My Paternal Grandparents
I’m grateful to my paternal grandfather, who left Russia in 1914 and worked as a shoemaker in America, earning enough money by 1921 to send for my grandmother and their two sons. I’m especially grateful to this grandmother. I wish I knew how she managed to survive the Russian Revolution as a single mother.
My Maternal Grandparents
I’m grateful to my maternal grandfather for eluding the recruitment officers and shipping to America, and to my maternal great-grandparents for uprooting themselves and their children and making their way here.
One of those children became my grandmother. She was about nine when she arrived and started kindergarten, quickly acquiring language and catching up to her age cohort. But her family’s finances required she go to work after eighth grade.
Both my parents were born in the US, and came of age during The Great Depression. Nevertheless, they received stellar educations in New York City public schools and colleges. In 1943, as soon as my father turned eighteen, he interrupted his college education to enlist in the US Army. He served as an infantryman in Europe, was wounded, survived.
I am the beneficiary of American public policy that welcomed my immigrant forbearers and educated their children.

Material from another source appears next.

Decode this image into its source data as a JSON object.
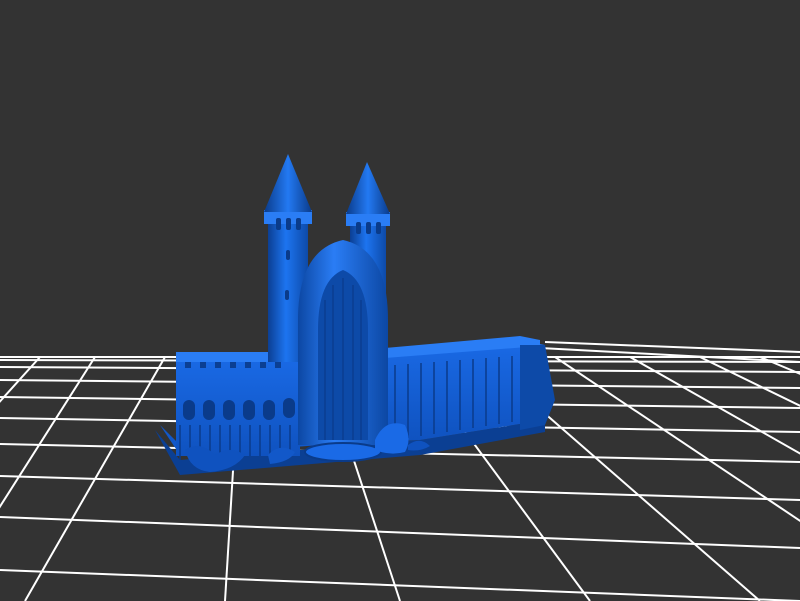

My parents, in turn, joined the work force, paid taxes, volunteered in their communities, and taught me and my brothers to give back.
Freedom & Generosity
I continue to enjoy the very freedom and public generosity that our government is now systematically denying people very much like my grandparents: poor, non-English speaking, courageous people willing to risk everything for a chance of a better life for their children in America.
I grieve for the children separated from their parents at our border, and for their parents, who have risked everything in their pursuit of life, liberty and the pursuit of happiness.
I long for a nation rededicated to the freedom and generosity extended to my immigrant grandparents, my parents, and me.